## Records for the exercise
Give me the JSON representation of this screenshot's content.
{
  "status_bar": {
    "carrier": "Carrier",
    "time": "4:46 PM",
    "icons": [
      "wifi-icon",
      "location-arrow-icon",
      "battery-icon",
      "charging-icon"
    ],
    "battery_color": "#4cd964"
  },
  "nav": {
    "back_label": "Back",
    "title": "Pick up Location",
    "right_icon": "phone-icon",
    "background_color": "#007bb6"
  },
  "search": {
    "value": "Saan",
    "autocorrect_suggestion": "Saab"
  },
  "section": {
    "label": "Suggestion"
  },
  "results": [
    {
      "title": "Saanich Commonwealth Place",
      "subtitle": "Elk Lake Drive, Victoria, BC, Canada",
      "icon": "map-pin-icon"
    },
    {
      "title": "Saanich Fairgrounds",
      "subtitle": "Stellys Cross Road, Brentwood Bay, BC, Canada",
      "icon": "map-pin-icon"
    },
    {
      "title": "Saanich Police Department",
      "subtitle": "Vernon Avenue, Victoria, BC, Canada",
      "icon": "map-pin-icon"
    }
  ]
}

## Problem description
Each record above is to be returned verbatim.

## Exercise solution
Give me the JSON representation of this screenshot's content.
{
  "status_bar": {
    "carrier": "Carrier",
    "time": "4:46 PM",
    "icons": [
      "wifi-icon",
      "location-arrow-icon",
      "battery-icon",
      "charging-icon"
    ],
    "battery_color": "#4cd964"
  },
  "nav": {
    "back_label": "Back",
    "title": "Pick up Location",
    "right_icon": "phone-icon",
    "background_color": "#007bb6"
  },
  "search": {
    "value": "Saan",
    "autocorrect_suggestion": "Saab"
  },
  "section": {
    "label": "Suggestion"
  },
  "results": [
    {
      "title": "Saanich Commonwealth Place",
      "subtitle": "Elk Lake Drive, Victoria, BC, Canada",
      "icon": "map-pin-icon"
    },
    {
      "title": "Saanich Fairgrounds",
      "subtitle": "Stellys Cross Road, Brentwood Bay, BC, Canada",
      "icon": "map-pin-icon"
    },
    {
      "title": "Saanich Police Department",
      "subtitle": "Vernon Avenue, Victoria, BC, Canada",
      "icon": "map-pin-icon"
    }
  ]
}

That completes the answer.